During the regular season, Keller's 32 goals led the team, and with Colin McDonald and Alexandre Giroux moving on to greener pastures, Keller will be counted on to do something similar with the Barons in 2011-12. Thankfully, he has the kind of track record that suggests he should be able to follow through on that expectation. Before last season, Keller scored 34 goals and 34 assists in 72 games with Binghamton in 2009-10, and was a point per game player in the SM-Liiga in both 2008-09 and 2007-08. He doesn't have a realistic chance at a roster spot with the Oilers, but as a top line AHL player, he's an excellent fit, especially since he's a natural right-winger.
The only potential snag in this signing is the fact that it puts the Oilers at the fifty-man limit on their reserve list. Or does it? After the jump, I'll take a closer look at the CBA to see if that fact is in fact a fact, and glance once again at what the roster might look like at the start of the year in Oklahoma City.
First up, let's take a look at this reserve list. The relevant section of the CBA reads as follows:
Not more than 50 Players signed to an SPC and not less than 24 Players and 3 goalkeepers under an SPC. Age 18 and age 19 Players who were returned to Juniors, and who have not played 11 NHL Games in one season, shall be exempt from inclusion in the 50 Player limit. Any club violating this provision shall be liable to loss of draft choices as determined by the Commissioner.
I read that to mean that junior players count against the limit until they are officially returned to the CHL. In that this doesn't happen over the summer, I would assume that all of the 18 and 19 year-old players do in fact count against the 50 player limit over the summer. That said, players who are currently restricted free agents do not seem to count toward the 50 player limit, so even with this signing, the Oilers are still technically at 47 contracts since all three of Andrew Cogliano, Taylor Chorney, and Ryan O`Marra are still restricted free agents. However, qualifying offers remain on the table until July 15th, so it would seem unwise for the Oilers to sign any more players before that date, assuming the rest of my interpretation is correct.

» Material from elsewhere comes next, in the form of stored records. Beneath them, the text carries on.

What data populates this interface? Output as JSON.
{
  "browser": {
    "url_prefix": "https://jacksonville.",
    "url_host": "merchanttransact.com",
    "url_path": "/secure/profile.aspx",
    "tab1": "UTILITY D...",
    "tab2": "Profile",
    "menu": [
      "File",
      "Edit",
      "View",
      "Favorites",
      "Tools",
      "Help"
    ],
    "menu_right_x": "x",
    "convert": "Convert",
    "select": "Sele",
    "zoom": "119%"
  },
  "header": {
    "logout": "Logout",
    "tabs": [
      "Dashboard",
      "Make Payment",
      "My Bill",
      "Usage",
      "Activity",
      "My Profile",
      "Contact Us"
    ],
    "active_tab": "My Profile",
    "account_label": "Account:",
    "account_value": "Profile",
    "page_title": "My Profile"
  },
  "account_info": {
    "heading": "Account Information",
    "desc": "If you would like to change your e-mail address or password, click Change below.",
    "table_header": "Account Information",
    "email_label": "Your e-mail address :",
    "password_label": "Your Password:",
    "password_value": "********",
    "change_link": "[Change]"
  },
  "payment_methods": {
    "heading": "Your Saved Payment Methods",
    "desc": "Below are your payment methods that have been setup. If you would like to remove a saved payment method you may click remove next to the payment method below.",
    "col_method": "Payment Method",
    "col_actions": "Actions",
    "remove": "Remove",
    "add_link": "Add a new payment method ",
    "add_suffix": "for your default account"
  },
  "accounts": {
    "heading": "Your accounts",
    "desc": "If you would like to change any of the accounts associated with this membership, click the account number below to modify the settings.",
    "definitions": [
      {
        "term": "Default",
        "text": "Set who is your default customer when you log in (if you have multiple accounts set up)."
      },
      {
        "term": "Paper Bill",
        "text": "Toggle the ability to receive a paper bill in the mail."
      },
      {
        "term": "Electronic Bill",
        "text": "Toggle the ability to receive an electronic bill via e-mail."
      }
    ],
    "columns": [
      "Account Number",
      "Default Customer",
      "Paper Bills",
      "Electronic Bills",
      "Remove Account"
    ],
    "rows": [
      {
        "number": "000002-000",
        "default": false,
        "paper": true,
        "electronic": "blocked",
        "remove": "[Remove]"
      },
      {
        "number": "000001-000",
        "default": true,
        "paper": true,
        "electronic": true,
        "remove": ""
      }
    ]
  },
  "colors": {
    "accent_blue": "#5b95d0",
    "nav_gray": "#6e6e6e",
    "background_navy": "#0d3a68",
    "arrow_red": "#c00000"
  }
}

Shifting gears somewhat, let's now take a look at who's likely to be available for the roster in Oklahoma City to start the year:
Lennart Petrell - Ryan O`Marra - Ryan Keller
Teemu Hartikainen - Anton Lander - Mark Arcobello
Josh Green - Tanner House - Antti Tyrvainen
Hunter Tremblay - Milan Kytnar - Tyler Pitlick
Curtis Hamilton - Chris VandeVelde - Toni Rajala
Philippe Cornet - Andrew Lord - Cameron Abney
Taylor Chorney - Alex Plante
Bryan Helmer - Corey Potter
Martin Marincin - Colten Teubert
Johan Motin - Taylor Fedun
The guys who qualify as AHL veterans currently under contract are Petrell, Keller, Green, Helmer, and Potter so the veteran rule won't be a major consideration in line-up decisions, but there are an awful lot of players on this list, particularly up front. Given the Oilers' lack of depth on the blue-line (it's not hard to imagine two injuries to defensemen at the AHL or NHL level), I fully expect Martin Marincin to play pro hockey this season, but players like Curtis Hamilton and Tyler Pitlick are going to need to play well in training camp to earn their spots with the Barons, and a player like Toni Rajala may well end up going back to Finland. If those players end up making the team, that whole bottom forward group will probably start the year in Stockton.